▸ Material supplied

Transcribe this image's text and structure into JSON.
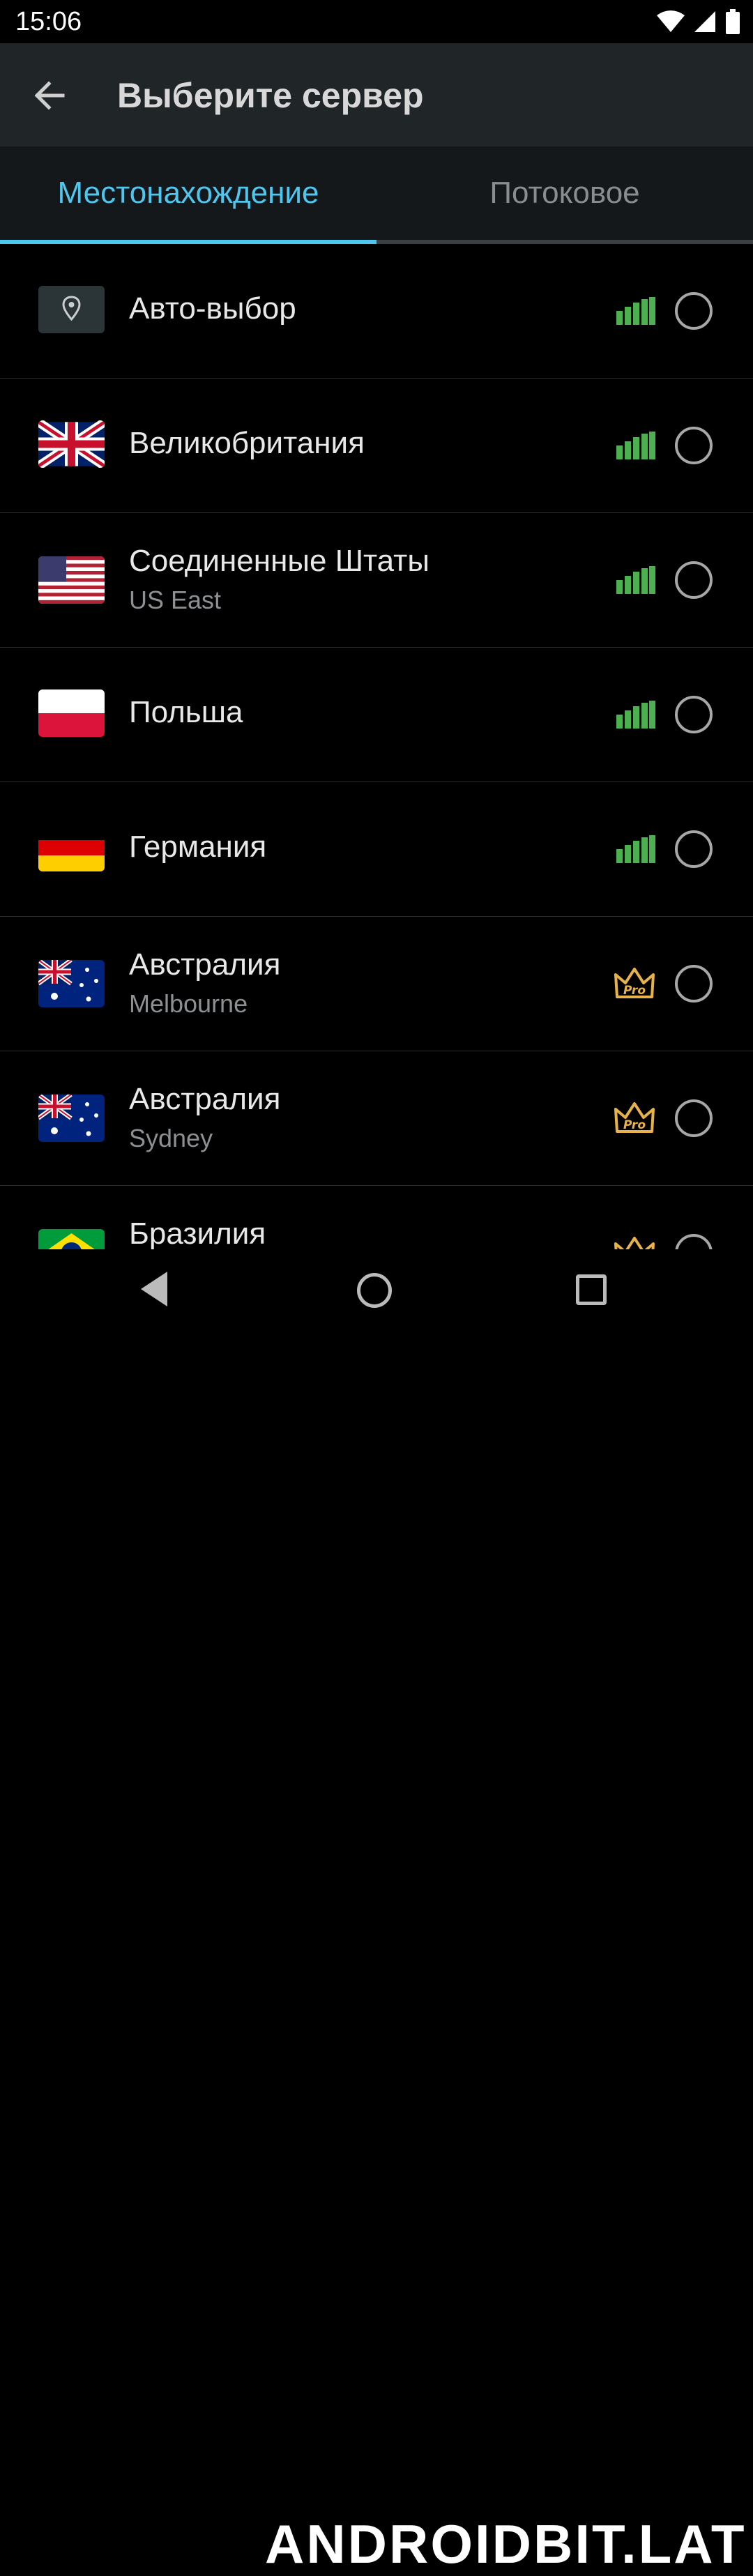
{
  "status_bar": {
    "time": "15:06"
  },
  "app_bar": {
    "title": "Выберите сервер"
  },
  "tabs": [
    {
      "label": "Местонахождение",
      "active": true
    },
    {
      "label": "Потоковое",
      "active": false
    }
  ],
  "servers": [
    {
      "name": "Авто-выбор",
      "sub": "",
      "icon": "location-icon",
      "tier": "free"
    },
    {
      "name": "Великобритания",
      "sub": "",
      "icon": "uk-flag-icon",
      "tier": "free"
    },
    {
      "name": "Соединенные Штаты",
      "sub": "US East",
      "icon": "us-flag-icon",
      "tier": "free"
    },
    {
      "name": "Польша",
      "sub": "",
      "icon": "poland-flag-icon",
      "tier": "free"
    },
    {
      "name": "Германия",
      "sub": "",
      "icon": "germany-flag-icon",
      "tier": "free"
    },
    {
      "name": "Австралия",
      "sub": "Melbourne",
      "icon": "australia-flag-icon",
      "tier": "pro"
    },
    {
      "name": "Австралия",
      "sub": "Sydney",
      "icon": "australia-flag-icon",
      "tier": "pro"
    },
    {
      "name": "Бразилия",
      "sub": "",
      "icon": "brazil-flag-icon",
      "tier": "pro"
    }
  ],
  "badges": {
    "pro_label": "Pro"
  },
  "colors": {
    "accent": "#4fc6ee",
    "signal": "#4caf50",
    "pro": "#e8b24a",
    "appbar": "#202528"
  },
  "watermark": "ANDROIDBIT.LAT"
}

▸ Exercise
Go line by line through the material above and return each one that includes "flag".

▸ Result
      "icon": "uk-flag-icon",
      "icon": "us-flag-icon",
      "icon": "poland-flag-icon",
      "icon": "germany-flag-icon",
      "icon": "australia-flag-icon",
      "icon": "australia-flag-icon",
      "icon": "brazil-flag-icon",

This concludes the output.